Presidential adviser on local policies Dr Hetherwick Ntaba, who is aslo chairperson of National Technical Committee on Abuse of Persons, is lobbying for the application of a death sentence to people convicted of murdering persons with albinism as as a deterrent measure to would-be offenders.
Ntaba told a news conference in Lilongwe that he is in favour of resuming executions in response to rising murder rates of persons with albinism.
Hangman job should be restored, according to Ntaba as he observed that innocent people with albinism are being murdered in the country but the perpetrators are handed lenient sentences not equivalent to their barbaric acts.
“We want the courts to pass stiffer punishments or even death sentences to those that are found guilty of such cases. This will help the country to reduce the killings of people with albinism,” Ntaba said.
He reminded the nation that laws on death and life sentences are there but some donor partners are against their implementation arguing that they are a violation of human rights.
“I was part of the team which conducted public inquiry on the issue of death sentence as part of consultations for the 1994 Constitution—Malawians overwhelmingly supported the inclusion of death penalty in our laws and I do not think that perception has changed,” he said.

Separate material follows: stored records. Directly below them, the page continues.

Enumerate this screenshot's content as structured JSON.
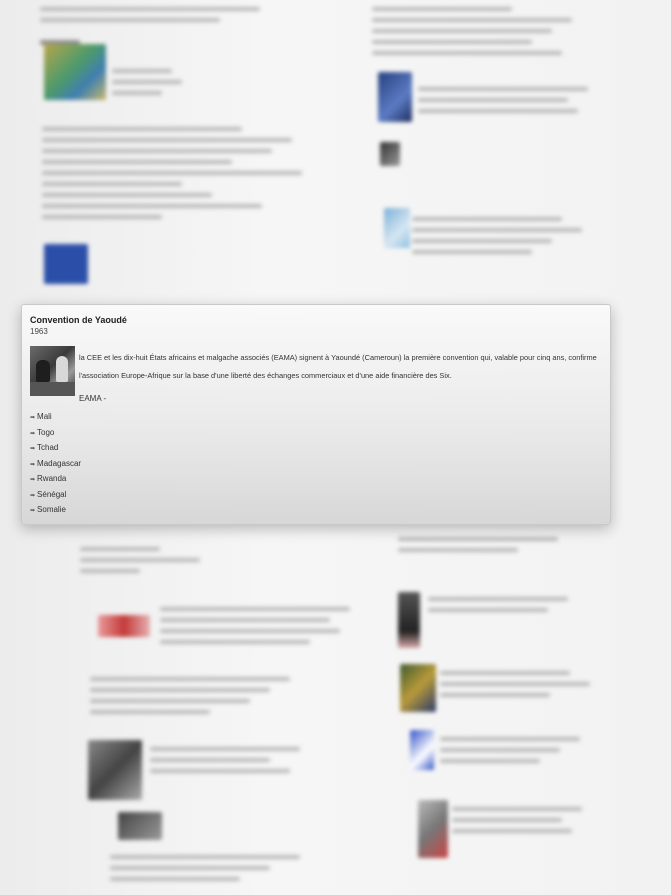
{
  "popup": {
    "title": "Convention de Yaoudé",
    "year": "1963",
    "description": "la CEE et les dix-huit États africains et malgache associés (EAMA) signent à Yaoundé (Cameroun) la première convention qui, valable pour cinq ans, confirme l'association Europe-Afrique sur la base d'une liberté des échanges commerciaux et d'une aide financière des Six.",
    "eama_label": "EAMA -",
    "list_arrow": "➡",
    "countries": [
      "Mali",
      "Togo",
      "Tchad",
      "Madagascar",
      "Rwanda",
      "Sénégal",
      "Somalie"
    ]
  },
  "colors": {
    "eu_blue": "#2b4fa8",
    "background": "#f2f2f2"
  },
  "icons": [
    "photo-thumbnail",
    "eu-flag-thumbnail",
    "map-thumbnail",
    "list-arrow-icon"
  ]
}
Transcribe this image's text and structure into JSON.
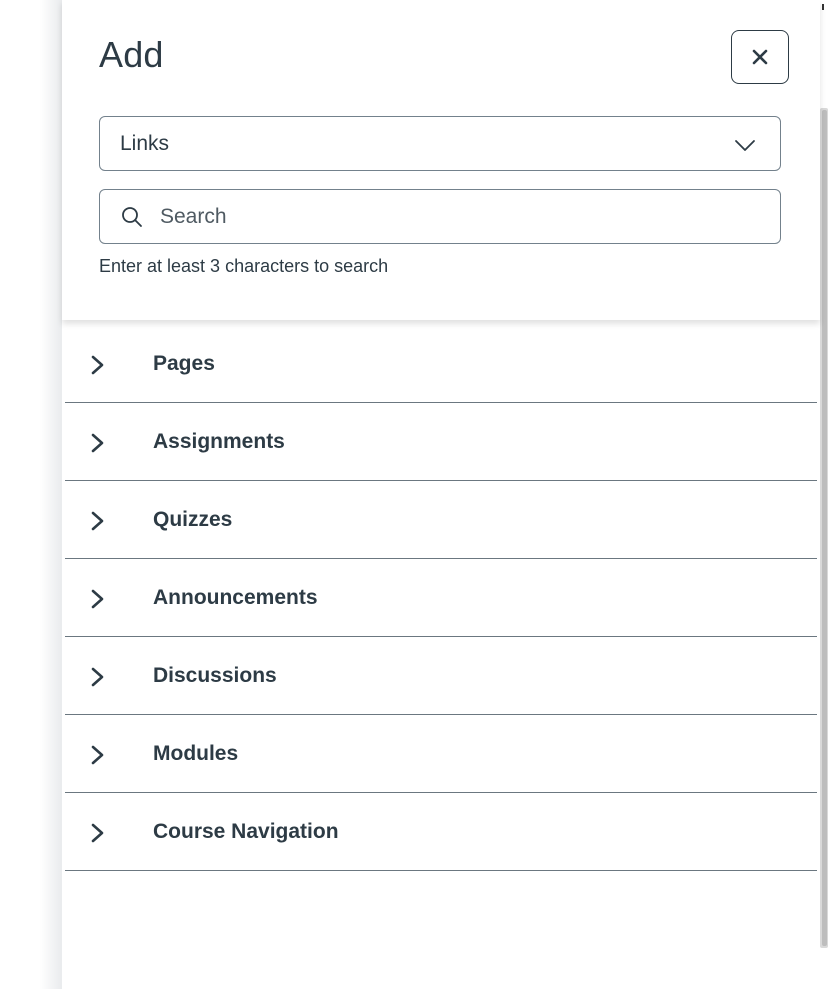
{
  "tray": {
    "title": "Add",
    "close_icon": "close-icon",
    "filter_select": {
      "selected": "Links",
      "icon": "chevron-down-icon"
    },
    "search": {
      "placeholder": "Search",
      "value": "",
      "icon": "search-icon"
    },
    "hint": "Enter at least 3 characters to search"
  },
  "sections": [
    {
      "label": "Pages",
      "icon": "chevron-right-icon"
    },
    {
      "label": "Assignments",
      "icon": "chevron-right-icon"
    },
    {
      "label": "Quizzes",
      "icon": "chevron-right-icon"
    },
    {
      "label": "Announcements",
      "icon": "chevron-right-icon"
    },
    {
      "label": "Discussions",
      "icon": "chevron-right-icon"
    },
    {
      "label": "Modules",
      "icon": "chevron-right-icon"
    },
    {
      "label": "Course Navigation",
      "icon": "chevron-right-icon"
    }
  ],
  "colors": {
    "text": "#2d3b45",
    "border": "#73818c",
    "divider": "#6b7780",
    "background": "#ffffff"
  }
}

Ntaba said the heinous crimes perpetrated against people with albinism can only come to an end with a stiffer punishment. He said the committee has managed to influence change of the law—amendment of the Anatomy Act to provide for stiff penalties to people who abuse persons with disabilities.

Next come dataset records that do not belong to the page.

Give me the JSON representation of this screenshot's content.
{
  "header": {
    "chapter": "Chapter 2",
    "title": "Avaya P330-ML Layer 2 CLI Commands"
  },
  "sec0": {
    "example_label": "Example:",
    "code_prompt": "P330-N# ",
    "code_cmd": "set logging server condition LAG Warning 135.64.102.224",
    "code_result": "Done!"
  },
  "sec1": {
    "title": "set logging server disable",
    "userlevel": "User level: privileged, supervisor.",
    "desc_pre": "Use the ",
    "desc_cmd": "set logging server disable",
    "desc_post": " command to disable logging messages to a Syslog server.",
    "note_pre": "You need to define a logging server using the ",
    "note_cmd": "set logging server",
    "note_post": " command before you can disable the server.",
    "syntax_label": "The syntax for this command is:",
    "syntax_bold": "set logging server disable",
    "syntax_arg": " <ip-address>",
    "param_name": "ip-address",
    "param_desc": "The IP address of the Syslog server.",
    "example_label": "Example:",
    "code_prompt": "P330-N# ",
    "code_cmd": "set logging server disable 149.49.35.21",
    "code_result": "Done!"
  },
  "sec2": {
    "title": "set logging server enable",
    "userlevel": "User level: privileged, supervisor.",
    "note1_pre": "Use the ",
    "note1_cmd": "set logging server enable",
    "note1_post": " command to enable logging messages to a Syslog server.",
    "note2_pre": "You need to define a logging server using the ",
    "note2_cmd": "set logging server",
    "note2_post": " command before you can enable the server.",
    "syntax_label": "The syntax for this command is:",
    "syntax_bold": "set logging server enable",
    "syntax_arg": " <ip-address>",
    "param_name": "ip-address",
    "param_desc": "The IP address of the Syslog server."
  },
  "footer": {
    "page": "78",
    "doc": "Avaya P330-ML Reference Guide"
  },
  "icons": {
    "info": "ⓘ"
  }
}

However, Ntaba applauded the progress made in prosecuting such cases with speed and efficiency. He attributed this development to proper coordination and unity among the office of Director of Public Prosecution (DPP), Judiciary and the Police.
According to Ntaba, such a working relationship among these bodies has necessitated speedy delivery of justice in cases involving violation of rights for people with albinism.

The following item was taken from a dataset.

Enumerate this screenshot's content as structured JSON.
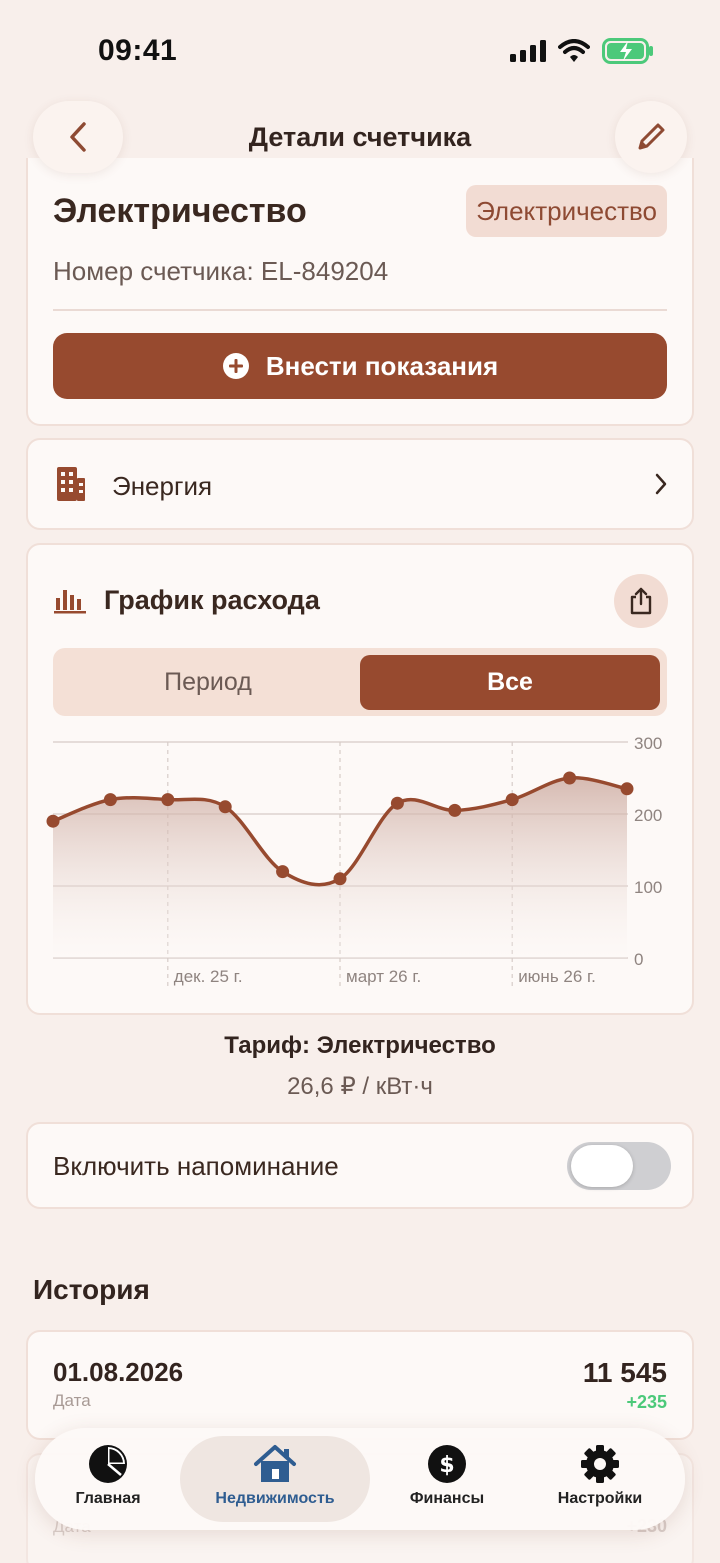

“We can confirm that cases of this nature are now being handled by professional magistrates or high courts for proper prosecution and sentencing.
“As of now, the office of the DPP with support from the UNDP is in the process of prosecuting 13 non-murder cases involving persons with albinism in court,” he said.
President for the Association of People with Albinism in Malawi (APAM) Overtone Kondowe commended the Police for stepping up security in the country to protect people living with albinism.
He cited the formation of community policing forums as a good move in checking and protecting people with albinism within their locality.
“We view this as a positive initiative in minimizing cases of attacks and abduction for people with albinism,” Kondowe said.
The country has registered 122 cases since 2013 in which 412 cases have concluded with 25 murder cases still to be finalised.Follow and Subscribe Nyasa TV :